Yet the experience of the relationship between the image and the word, “she,” is complicated. Other than associating the word, “she,” with the image of a boy, Yoo does not provide more clues to connect the image and the word to his viewers. It seems that the meaning of the work, the answer of the conundrum, would not be solved, which results in being an obstacle that prevents the viewer’s deeper engagement with the work. In line with his practice of mimicry, the work, She~, remains an impression that can never be formulated or fixed in a logical interpretation.

In She~, Yoo uses his early drawing as a source for the image, not an old master’s painting: this is significant because Yoo originally started to mimic traditional painting because of the similarities it had with his early drawings, and now after having fully explored the style of traditional painting, he returns to mimic his early drawings—a cyclical process that essentially has no origin. The work is an imitation of his early work combined with the style of ink shading found in traditional painting. His work never settles in a fixed state, but keeps floating on the surface.

In this regard, Are You a Man? (fig. 22) poses questions of the ambiguity related to origin, identity and image. The image in the work is derived from his early self-portrait drawing, Untitled (1993) (fig. 16), roughly painted in charcoal and acrylic. In typical style, the portrait is formed with six Korean letters that form the question “Are you a man?”

This work seems to be softer and more voluminous than the early ink drawing. The eyes of the man in the early work are not depicted, but smudged in the dark. As a whole, this man appears still calm and poignant. Yoo describes that the title poses questions to the artist himself and the image as well. As an artist, Yoo asks himself how an artist functions as a man in society. According to him, a man in the work symbolizes himself, a person as well as an artist, who does not properly operate or behave as a man. Yoo confides his inability; he inappropriately and unstably functions either as a man or an artist. At the same time, he reveals a paradox in mind that sustains him in functioning.

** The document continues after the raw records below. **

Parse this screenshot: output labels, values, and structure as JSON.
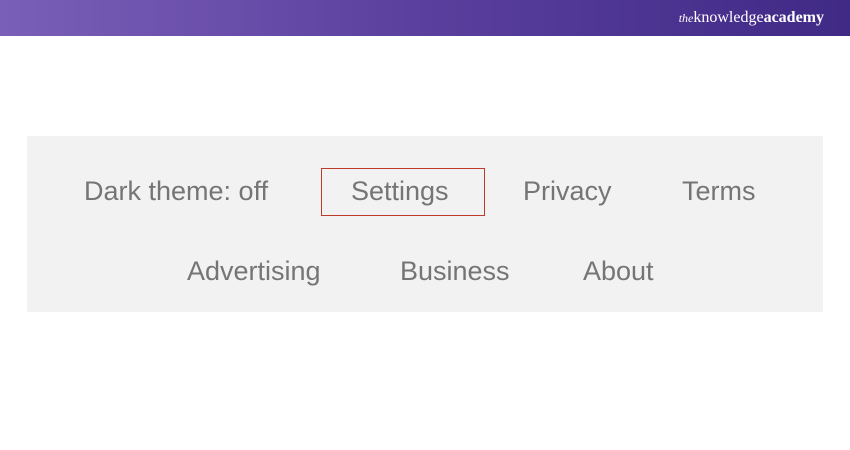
{
  "header": {
    "brand_prefix": "the",
    "brand_knowledge": "knowledge",
    "brand_academy": "academy",
    "gradient_colors": [
      "#7a5fb8",
      "#3f2a86"
    ]
  },
  "footer": {
    "row1": [
      {
        "label": "Dark theme: off"
      },
      {
        "label": "Settings",
        "highlighted": true
      },
      {
        "label": "Privacy"
      },
      {
        "label": "Terms"
      }
    ],
    "row2": [
      {
        "label": "Advertising"
      },
      {
        "label": "Business"
      },
      {
        "label": "About"
      }
    ],
    "highlight_color": "#c0392b",
    "panel_color": "#f2f2f2",
    "text_color": "#757575"
  }
}
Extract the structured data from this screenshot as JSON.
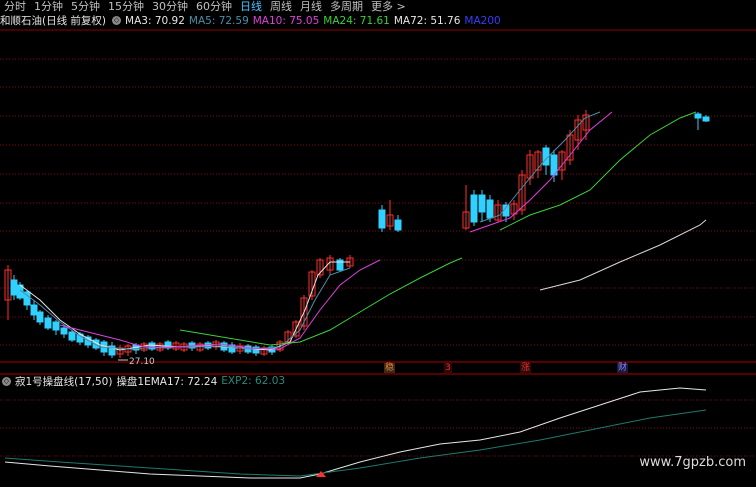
{
  "tabs": [
    "分时",
    "1分钟",
    "5分钟",
    "15分钟",
    "30分钟",
    "60分钟",
    "日线",
    "周线",
    "月线",
    "多周期",
    "更多 >"
  ],
  "active_tab": 6,
  "main_indicator": {
    "title": "和顺石油(日线 前复权)",
    "ma": [
      {
        "label": "MA3: 70.92",
        "color": "#e6e6e6"
      },
      {
        "label": "MA5: 72.59",
        "color": "#4a8fa8"
      },
      {
        "label": "MA10: 75.05",
        "color": "#e040e0"
      },
      {
        "label": "MA24: 71.61",
        "color": "#3ad03a"
      },
      {
        "label": "MA72: 51.76",
        "color": "#e6e6e6"
      },
      {
        "label": "MA200",
        "color": "#3a3aff"
      }
    ]
  },
  "low_label": "27.10",
  "events": [
    {
      "text": "稳",
      "color": "#e08030",
      "bg": "#3a2a1a"
    },
    {
      "text": "3",
      "color": "#e03030",
      "bg": "#2a0a0a"
    },
    {
      "text": "涨",
      "color": "#e03030",
      "bg": "#2a0a0a"
    },
    {
      "text": "财",
      "color": "#8080ff",
      "bg": "#1a1a3a"
    }
  ],
  "sub_indicator": {
    "title": "寂1号操盘线(17,50)",
    "items": [
      {
        "label": "操盘1EMA17: 72.24",
        "color": "#e6e6e6"
      },
      {
        "label": "EXP2: 62.03",
        "color": "#2a8a7a"
      }
    ]
  },
  "watermark": "www.7gpzb.com",
  "colors": {
    "up": "#ff3030",
    "down": "#30d0ff",
    "grid": "#8b0000",
    "bg": "#000000"
  }
}
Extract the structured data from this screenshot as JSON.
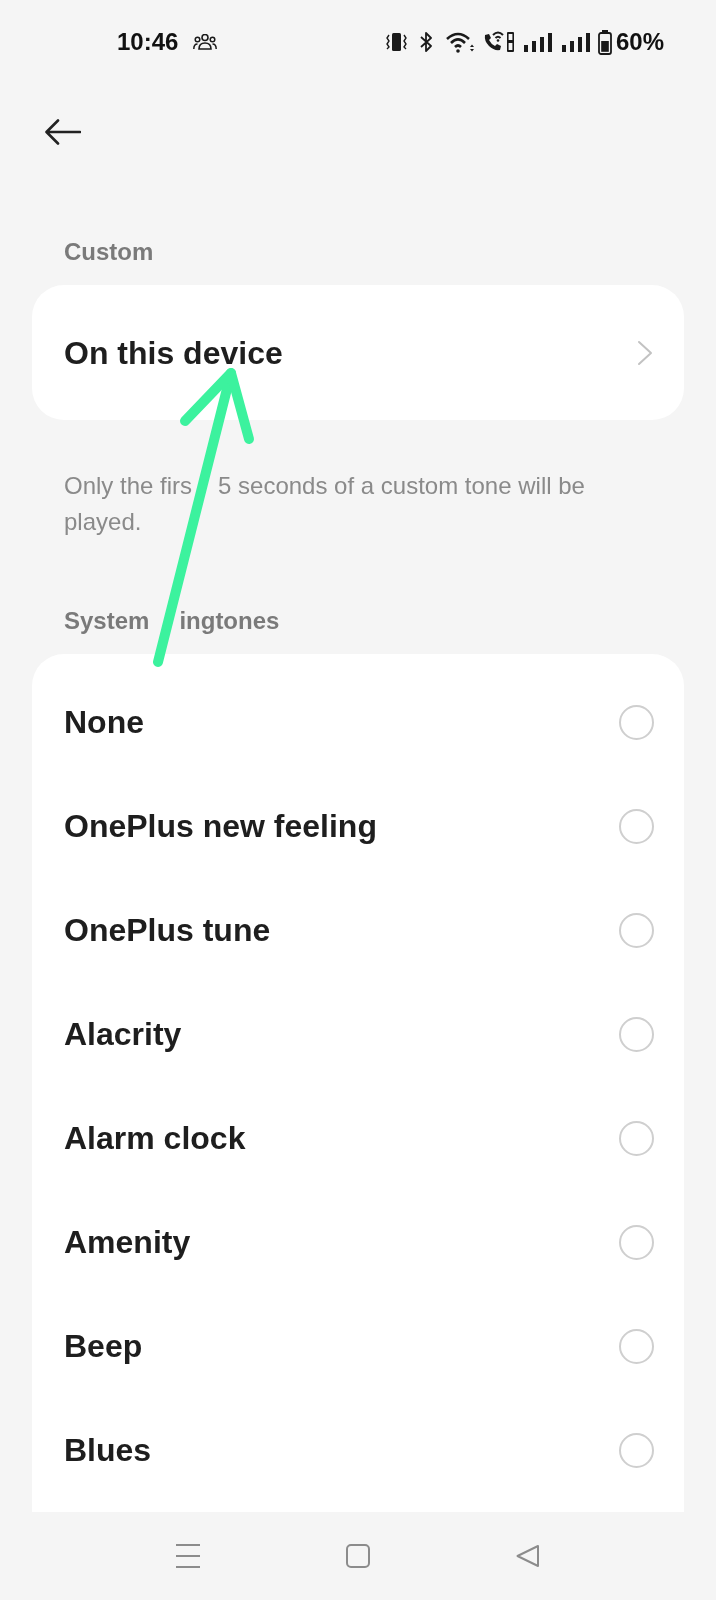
{
  "status_bar": {
    "time": "10:46",
    "battery": "60%"
  },
  "custom": {
    "title": "Custom",
    "item": "On this device",
    "note_fragments": [
      "Only the firs",
      "5 seconds of a custom tone will be",
      "played."
    ]
  },
  "system_ringtones": {
    "title_fragments": [
      "System",
      "ingtones"
    ],
    "options": [
      {
        "label": "None",
        "selected": false
      },
      {
        "label": "OnePlus new feeling",
        "selected": false
      },
      {
        "label": "OnePlus tune",
        "selected": false
      },
      {
        "label": "Alacrity",
        "selected": false
      },
      {
        "label": "Alarm clock",
        "selected": false
      },
      {
        "label": "Amenity",
        "selected": false
      },
      {
        "label": "Beep",
        "selected": false
      },
      {
        "label": "Blues",
        "selected": false
      }
    ]
  }
}
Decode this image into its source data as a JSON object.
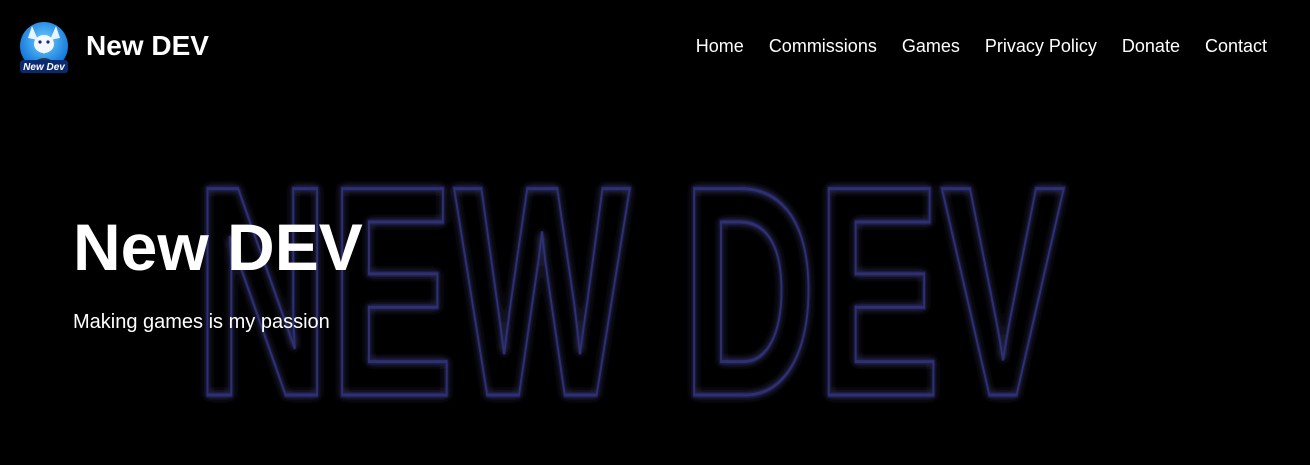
{
  "header": {
    "brand": "New DEV",
    "logo_text": "New Dev",
    "nav": [
      {
        "label": "Home"
      },
      {
        "label": "Commissions"
      },
      {
        "label": "Games"
      },
      {
        "label": "Privacy Policy"
      },
      {
        "label": "Donate"
      },
      {
        "label": "Contact"
      }
    ]
  },
  "hero": {
    "background_text": "NEW DEV",
    "title": "New DEV",
    "subtitle": "Making games is my passion"
  },
  "colors": {
    "background": "#000000",
    "text": "#ffffff",
    "neon_glow": "#1c1c9c",
    "neon_stroke": "#3a3a4a",
    "logo_accent": "#1e90ff"
  }
}
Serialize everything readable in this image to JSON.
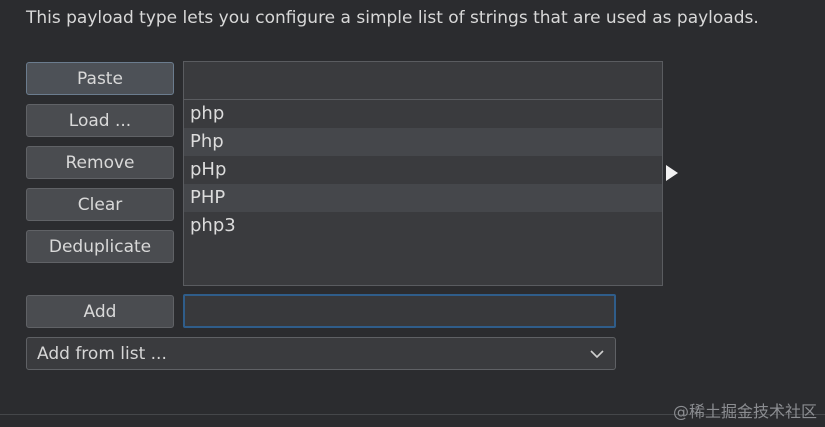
{
  "description": "This payload type lets you configure a simple list of strings that are used as payloads.",
  "buttons": {
    "paste": "Paste",
    "load": "Load ...",
    "remove": "Remove",
    "clear": "Clear",
    "deduplicate": "Deduplicate",
    "add": "Add"
  },
  "list": {
    "items": [
      "php",
      "Php",
      "pHp",
      "PHP",
      "php3"
    ]
  },
  "add_input": {
    "value": "",
    "placeholder": ""
  },
  "add_from_list": {
    "selected": "Add from list ..."
  },
  "watermark": "@稀土掘金技术社区",
  "icons": {
    "dropdown": "chevron-down-icon",
    "cursor": "mouse-pointer-icon"
  },
  "colors": {
    "background": "#2b2c2f",
    "button": "#4a4c50",
    "input_focus_border": "#2f5d8a",
    "list_alt_row": "#45474b"
  }
}
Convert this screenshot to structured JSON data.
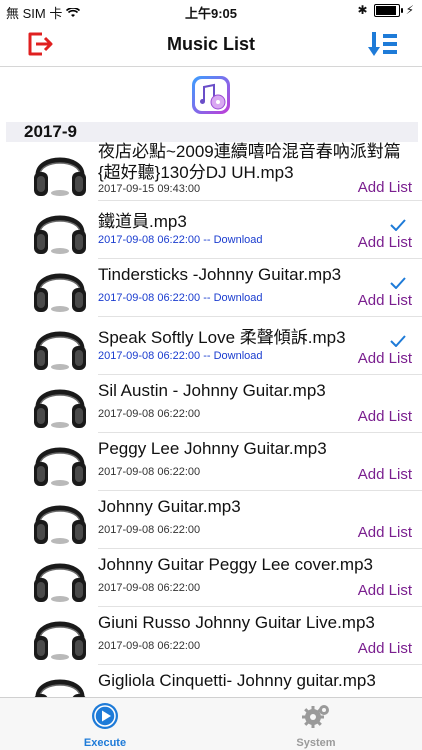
{
  "status_bar": {
    "carrier": "無 SIM 卡",
    "time": "上午9:05"
  },
  "header": {
    "title": "Music List",
    "exit_icon": "exit-icon",
    "sort_icon": "sort-list-icon"
  },
  "section": {
    "label": "2017-9"
  },
  "rows": [
    {
      "title": "夜店必點~2009連續嘻哈混音春吶派對篇{超好聽}130分DJ UH.mp3",
      "meta": "2017-09-15 09:43:00",
      "add": "Add List"
    },
    {
      "title": "鐵道員.mp3",
      "meta": "2017-09-08 06:22:00 -- Download",
      "add": "Add List"
    },
    {
      "title": "Tindersticks -Johnny Guitar.mp3",
      "meta": "2017-09-08 06:22:00 -- Download",
      "add": "Add List"
    },
    {
      "title": "Speak Softly Love 柔聲傾訴.mp3",
      "meta": "2017-09-08 06:22:00 -- Download",
      "add": "Add List"
    },
    {
      "title": "Sil Austin - Johnny Guitar.mp3",
      "meta": "2017-09-08 06:22:00",
      "add": "Add List"
    },
    {
      "title": "Peggy Lee Johnny Guitar.mp3",
      "meta": "2017-09-08 06:22:00",
      "add": "Add List"
    },
    {
      "title": "Johnny Guitar.mp3",
      "meta": "2017-09-08 06:22:00",
      "add": "Add List"
    },
    {
      "title": "Johnny Guitar Peggy Lee cover.mp3",
      "meta": "2017-09-08 06:22:00",
      "add": "Add List"
    },
    {
      "title": "Giuni Russo Johnny Guitar Live.mp3",
      "meta": "2017-09-08 06:22:00",
      "add": "Add List"
    },
    {
      "title": "Gigliola Cinquetti- Johnny guitar.mp3",
      "meta": "",
      "add": ""
    }
  ],
  "tabs": [
    {
      "label": "Execute",
      "icon": "play-icon",
      "active": true
    },
    {
      "label": "System",
      "icon": "gear-icon",
      "active": false
    }
  ],
  "colors": {
    "accent": "#1e7bd8",
    "add_list": "#7a1f8f",
    "exit": "#e02020",
    "download": "#1a3ccf"
  }
}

“I can work when I am stimulated by circumstances that miss something: uncomfortable, abnormal, complex, anxious, mutative and, furthermore, maliciousness. I am not a person or an artist who is comfortable and normal. No, I do not want to be. Are you a man? No, I do not want to be.”[13]

The work asks Yoo again if he is a man: if the image of the man in the work is a man or is the image is a flock of floating letters?

[1] Seung Ho Yoo, “Na’eui Myutgazi Danpyunjuk Saengakdeul (A Few of My Fragmentary Thoughts),” in The Idiot (Seoul: Project Space Sarubia, 2004), 32.
[2] Seung Ho Yoo, “Sumsaehan Babo (A Sensitive Idiot),” unpublished artist’s note, 2000. n.p.
[3] Byung Hak Ryu, “Ajoomma’eui Hyundae Misul Talk Show (A Middle-Aged Woman’s Contemporary Art Talk Show),” (Seoul: 2000), n.p.
[4] Yee, 197.
[5] According to Korean orthography, in order to make the compound word, balbari, there are two “발(bal)” and a suffix, 이(ē) are needed. Like Dongguri in Kwon’s work, the suffix 이(ē) means a person who possesses a characteristic that its prefix indicates.
[6] Yoo, “Sumsaehan Babo.”
[7] Choong Hwan Koh, Vision 21 (Seoul: Sungshin Women’s University, 2002), no page.
[8] Seung Ho Yoo, Hee Hee Hee (Seoul: Cho Sung Hee Gallery, 1999), press release. Hee Hee Hee is the Korean onomatopoeic word for giggling.
[9] Yoo, “Sumsaehan Babo”
[10] Ibid.
[11] Soo Mee Kang, “Nae Yookchae’neun …loman Jonjaehanda: haehwa’la’neun Yookchae-ae Seu’ueojin Text? (My Body Exists Only as…: Texts Written on the Body of Painting?,” Echowords (Seoul: Suknam Art & Culture Foundation, 2003), No Page.
[12] Guillaume Apollinaire, Calligrammes: Poems of Peace and War (1913-1916), trans. Anne Hyde Greet (Berkeley, CA.: University of California Press, 1980), 100.
[13] Yoo, interview by author, 25 February 2005, via email.